Notwithstanding these shortcomings, no other camera on the market short of a full-fledged $30K model can approach the versatility and performance of the HPX250.

A Lens for All Seasons

The integrated 22X macro zoom delivers much better performance that might be expected in a relatively low-cost camcorder. This is due no doubt to the onboard chromatic aberration compensation (and other correction) being digitally applied throughout the zoom range. Still, the 22X magnification rating is a bit overzealous in my opinion; the lens feels more like a 15X. The loss of two stops and considerable contrast at full telephoto and maximum aperture leads one to question if the performance hit is really worth the additional reach. Nevertheless, I appreciated the 22X zoom range and generous wide-angle combined in a single lens; the expansive focal lengths available lending itself well to documentaries and lightning-fast bombing runs to far-off lands.

P2 Tough Enough for Road Warriors

Unlike its lower cost AC-160 & AC-130 siblings that record to familiar SD media the AG-HPX250 captures to mil-spec P2 cards. No bending of contact pins and failure of a substrate board to worry about here; this is not the cheapo CF media used in the DSLR or thin SxS cards used by other manufacturers. The P2 card is a serious recording medium capable of withstanding tremendous abuse. I like that. I like that a lot.




The HPX250 houses two P2 card slots which when fitted with 64GB cards can run continuously for 160 minutes at 1080p24 native. The plastic door’s release tab is wedged against the rear control block and is difficult to access, especially with gloved hands in -20 º C. temperatures.


With the right tool in hand your hit-and-run forays to far-off places stand a much better chance of success. For a street price under $6,000 the HPX250 can be that tool as you venture forth to embrace the unknown with confidence and gusto.


On the prowl in Prague, December 2011.


2 Comments

Categories: Business, Review, Technology

  • Anonymous

    Sony has recently announced PMW-200. We have used EX-1R in extreme conditions. If PMW-200 is anything like EX-1R, it will be a great competitor to HPX250. 

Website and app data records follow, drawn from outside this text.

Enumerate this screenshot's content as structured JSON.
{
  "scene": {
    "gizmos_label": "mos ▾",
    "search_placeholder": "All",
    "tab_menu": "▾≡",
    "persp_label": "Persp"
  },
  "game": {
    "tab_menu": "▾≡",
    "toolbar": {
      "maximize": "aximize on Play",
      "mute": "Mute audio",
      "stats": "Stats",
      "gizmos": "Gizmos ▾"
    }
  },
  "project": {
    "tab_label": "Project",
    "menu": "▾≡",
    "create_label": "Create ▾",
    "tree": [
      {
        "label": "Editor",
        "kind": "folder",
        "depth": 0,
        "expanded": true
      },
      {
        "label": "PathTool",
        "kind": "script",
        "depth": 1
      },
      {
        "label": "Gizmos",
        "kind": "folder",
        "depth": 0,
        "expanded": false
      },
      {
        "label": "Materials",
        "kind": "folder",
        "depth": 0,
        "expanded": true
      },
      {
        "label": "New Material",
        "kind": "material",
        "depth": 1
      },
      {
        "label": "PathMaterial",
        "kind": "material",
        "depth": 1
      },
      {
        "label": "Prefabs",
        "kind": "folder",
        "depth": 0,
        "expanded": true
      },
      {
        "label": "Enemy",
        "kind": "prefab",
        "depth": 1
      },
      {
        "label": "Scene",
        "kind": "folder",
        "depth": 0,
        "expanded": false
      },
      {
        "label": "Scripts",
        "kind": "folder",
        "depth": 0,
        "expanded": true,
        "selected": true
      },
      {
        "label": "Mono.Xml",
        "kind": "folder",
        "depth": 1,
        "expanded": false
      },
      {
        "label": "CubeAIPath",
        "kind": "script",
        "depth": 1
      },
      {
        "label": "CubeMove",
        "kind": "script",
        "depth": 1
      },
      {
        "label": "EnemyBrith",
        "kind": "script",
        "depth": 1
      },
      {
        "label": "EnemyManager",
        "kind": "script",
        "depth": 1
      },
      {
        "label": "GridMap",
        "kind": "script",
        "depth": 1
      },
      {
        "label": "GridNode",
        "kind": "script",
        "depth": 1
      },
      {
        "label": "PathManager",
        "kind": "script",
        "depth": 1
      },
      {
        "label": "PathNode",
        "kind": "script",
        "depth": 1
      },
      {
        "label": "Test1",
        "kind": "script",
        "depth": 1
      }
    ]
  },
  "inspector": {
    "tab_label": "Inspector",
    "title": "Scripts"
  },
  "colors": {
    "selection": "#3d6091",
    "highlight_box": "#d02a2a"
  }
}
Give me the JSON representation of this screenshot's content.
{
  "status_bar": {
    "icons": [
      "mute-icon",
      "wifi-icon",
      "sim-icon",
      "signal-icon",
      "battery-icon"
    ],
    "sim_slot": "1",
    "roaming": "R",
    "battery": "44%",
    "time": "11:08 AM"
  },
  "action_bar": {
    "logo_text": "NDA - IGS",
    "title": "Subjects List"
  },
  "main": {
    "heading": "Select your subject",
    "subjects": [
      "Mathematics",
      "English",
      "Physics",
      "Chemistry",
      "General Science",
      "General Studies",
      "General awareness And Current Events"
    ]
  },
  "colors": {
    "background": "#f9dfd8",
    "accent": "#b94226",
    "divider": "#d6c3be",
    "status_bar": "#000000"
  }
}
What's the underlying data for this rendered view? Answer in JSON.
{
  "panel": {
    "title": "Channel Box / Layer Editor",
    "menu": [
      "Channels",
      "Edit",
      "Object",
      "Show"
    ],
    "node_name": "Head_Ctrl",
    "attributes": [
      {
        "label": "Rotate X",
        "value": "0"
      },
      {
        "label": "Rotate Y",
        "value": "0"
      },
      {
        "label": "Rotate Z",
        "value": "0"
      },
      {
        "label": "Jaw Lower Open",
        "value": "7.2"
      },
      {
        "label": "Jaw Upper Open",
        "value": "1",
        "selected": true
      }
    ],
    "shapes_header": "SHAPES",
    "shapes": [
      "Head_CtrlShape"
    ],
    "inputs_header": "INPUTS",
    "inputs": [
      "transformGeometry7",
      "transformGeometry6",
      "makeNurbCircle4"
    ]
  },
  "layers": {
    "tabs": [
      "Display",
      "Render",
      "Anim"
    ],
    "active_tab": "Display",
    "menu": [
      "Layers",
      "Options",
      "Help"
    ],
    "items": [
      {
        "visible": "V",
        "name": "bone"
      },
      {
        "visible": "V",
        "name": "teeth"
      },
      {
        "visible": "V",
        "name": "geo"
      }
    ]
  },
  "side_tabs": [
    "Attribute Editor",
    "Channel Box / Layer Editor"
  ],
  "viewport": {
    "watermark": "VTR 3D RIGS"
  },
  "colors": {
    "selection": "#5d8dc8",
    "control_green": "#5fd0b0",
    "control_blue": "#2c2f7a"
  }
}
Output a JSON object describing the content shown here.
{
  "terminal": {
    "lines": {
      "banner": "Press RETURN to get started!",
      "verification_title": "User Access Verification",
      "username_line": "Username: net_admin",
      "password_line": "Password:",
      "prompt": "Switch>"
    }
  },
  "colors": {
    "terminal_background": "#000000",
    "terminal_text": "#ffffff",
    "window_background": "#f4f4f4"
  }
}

  • kirti karia

    r u happy with hpx250 panasonic i used here 102 now upgrade to hd but cant take dece. to by hd camera .if possible suggest m ….i belive in panasonic compare to sony